Summary: The churches of this day confront broken humanity. Whether we attempt to touch those who are broken through our wealth or with the power of Christ depends upon how we see ourselves as servants of the Lord.

“Peter and John were going up to the temple at the hour of prayer, the ninth hour. And a man lame from birth was being carried, whom they laid daily at the gate of the temple that is called the Beautiful Gate to ask alms of those entering the temple. Seeing Peter and John about to go into the temple, he asked to receive alms. And Peter directed his gaze at him, as did John, and said, ‘Look at us.’ And he fixed his attention on them, expecting to receive something from them. But Peter said, ‘I have no silver and gold, but what I do have I give to you. In the name of Jesus Christ of Nazareth, rise up and walk!’ And he took him by the right hand and raised him up, and immediately his feet and ankles were made strong. And leaping up, he stood and began to walk, and entered the temple with them, walking and leaping and praising God. And all the people saw him walking and praising God and recognized him as the one who sat at the Beautiful Gate of the temple, asking for alms. And they were filled with wonder and amazement at what had happened to him.” [1]

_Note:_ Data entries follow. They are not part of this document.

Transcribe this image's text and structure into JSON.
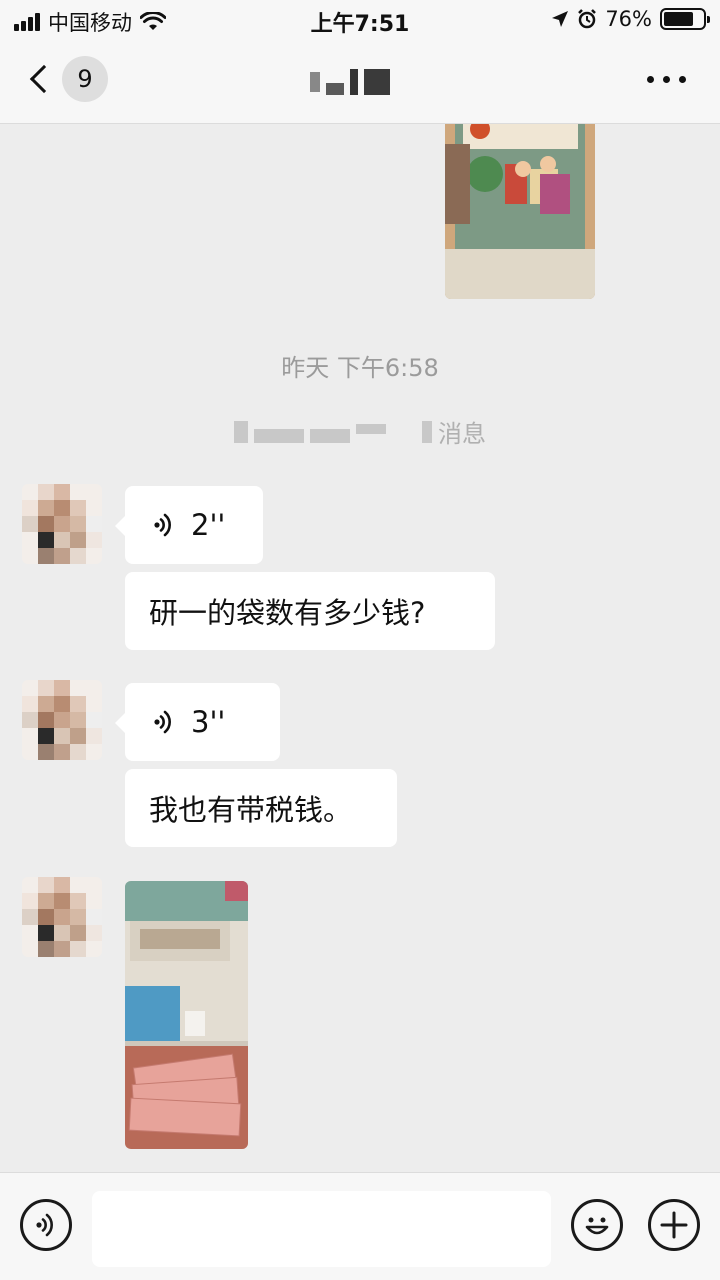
{
  "status_bar": {
    "carrier": "中国移动",
    "time": "上午7:51",
    "battery_percent": "76%",
    "battery_level": 0.76
  },
  "nav": {
    "unread_count": "9"
  },
  "chat": {
    "timestamp": "昨天 下午6:58",
    "system_message_visible_fragment": "消息",
    "messages": [
      {
        "type": "voice",
        "duration": "2''"
      },
      {
        "type": "text",
        "text": "研一的袋数有多少钱?"
      },
      {
        "type": "voice",
        "duration": "3''"
      },
      {
        "type": "text",
        "text": "我也有带税钱。"
      },
      {
        "type": "image"
      }
    ]
  },
  "input": {
    "placeholder": ""
  },
  "icons": {
    "voice": "voice-wave-icon",
    "emoji": "smile-face-icon",
    "plus": "plus-circle-icon",
    "more": "ellipsis-icon",
    "back": "chevron-left-icon"
  }
}
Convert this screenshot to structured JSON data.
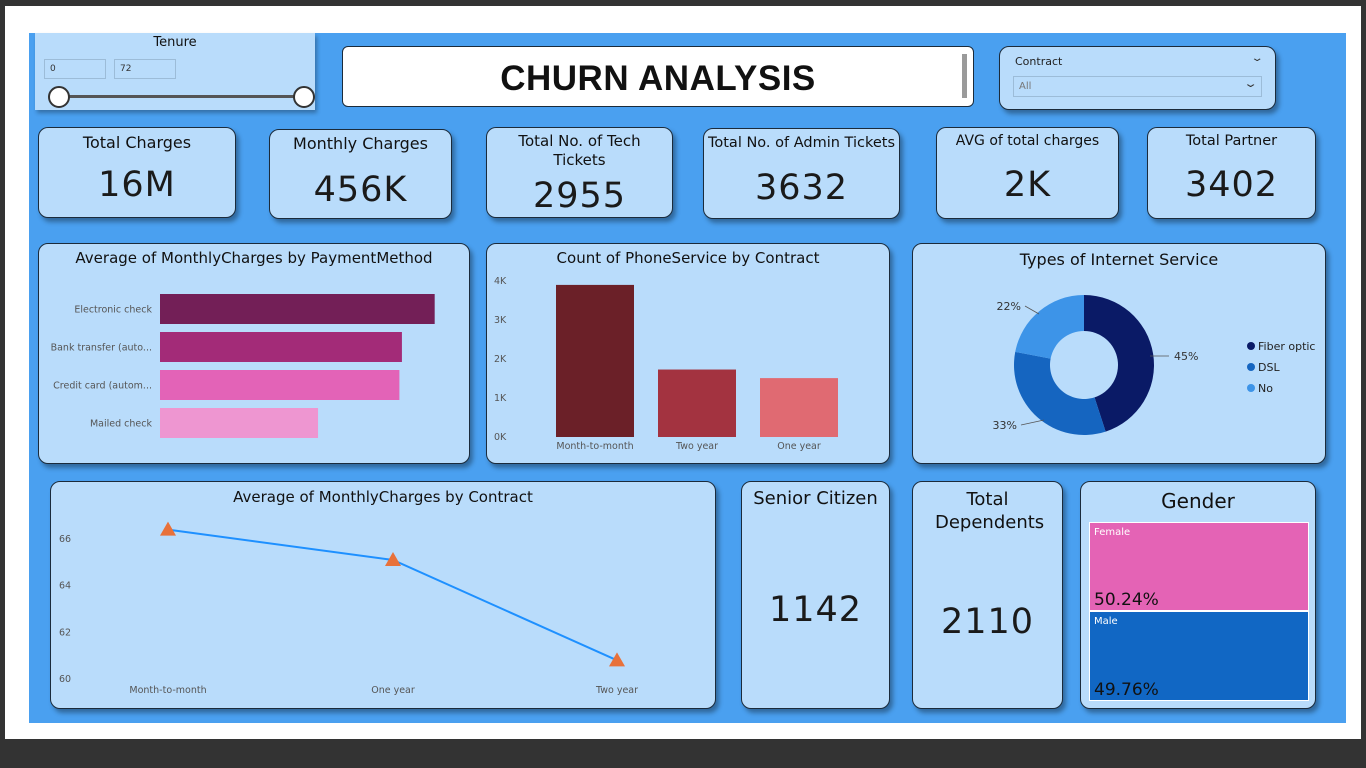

The noted theologian, Thomas Aquinas, visited the Vatican to call on Pope Innocent II. The Pope was counting out a large sum of money at the time Aquinas visited. Seeing Aquinas, the Pope remarked, “You see, Thomas, the church need no longer say, ‘Silver and gold have I none.’” Aquinas responded, “True, Holy Father, but neither can she now say, ‘Rise up and walk.’” [2] That particular exchange occurred in the thirteenth century; it is now the twenty-first century. Churches in the west are rich, but they are not necessarily endued with spiritual power. In far too many of the churches in the western world, spirituality is reminiscent of the Pecos River at floodtide—a kilometer wide and ankle deep.

The text is treated allegorically in the message this day. The incident was real—Peter and John did heal a lame man at the Beautiful Gate of the Temple. They were accosted by the authorities because of their demonstration of power in the Name of the Risen Christ. They were threatened by the religious leaders. The lame man did reveal the mercy of the Saviour by walking and leaping in the sight of all that were present that day. However, as I read the account, I am struck by how the incident pictures contemporary church life. Join me in exploring the implications for modern Christians concerning what happened that day.

A SICK CHURCH — The Temple in Jerusalem was the outward expression of Judaism; thus, it represented the Faith of the Jewish people. As such, it was somewhat akin to the church buildings that dot the land, being found in every community. These church buildings, many now empty or converted to secular uses, stand as silent witnesses to the faith of our fathers. They picture the indominable spirit that motivated our forebears to penetrate the wilderness, carving out a home in an inhospitable land. They are not unlike the Temple in the days following the first blush of the Faith. These church buildings are not the Faith, but they serve as testament to a vibrant, powerful Faith that once thrived in our land. Now, these decaying husks remind the few that gather in them of lost power and lost vision. People gathered in these monuments to the past bemoan how bad the world has become and hard it is to be Christian in this brave new world.

There is an obvious and significant observable difference between the Christians of that first century and the followers of Christ in this twenty-first century. Those earliest followers of the Master had no Internet, there were no computers—there wasn’t even electricity delivered to their homes! Obviously, there was no YouTube, no Google, no Twitter. Their sole means of communication was by voice at intimate distances or through written letters delivered by post at the pace of feet walking along Roman roads. These early assemblies were unable to televise worship services because there was no television, nor were there any radio broadcasts.

The first assemblies didn’t even have church buildings in which they could meet! Imagine! No padded pews or carpeted altars where penitents could kneel! One wonders how these followers of the Risen Saviour even managed to worship! When the congregants gathered, there were no praise bands, no worship teams, no electronic aids to ensure that the singers could be heard above the throbbing beat of the drums, no dancers waving flags. These earliest Christians could not travel to distant countries in a day or less via jet planes, and they had no motorized vehicles to carry them and their baggage to villages and cities far removed from their support base. Yet, against all odds, these first followers of the Master were charged with turning their world upside down [see ACTS 17:6]!

Copy Sermon to Clipboard with PRO Download Sermon with PRO
Talk about it...

Nobody has commented yet. Be the first!

Join the discussion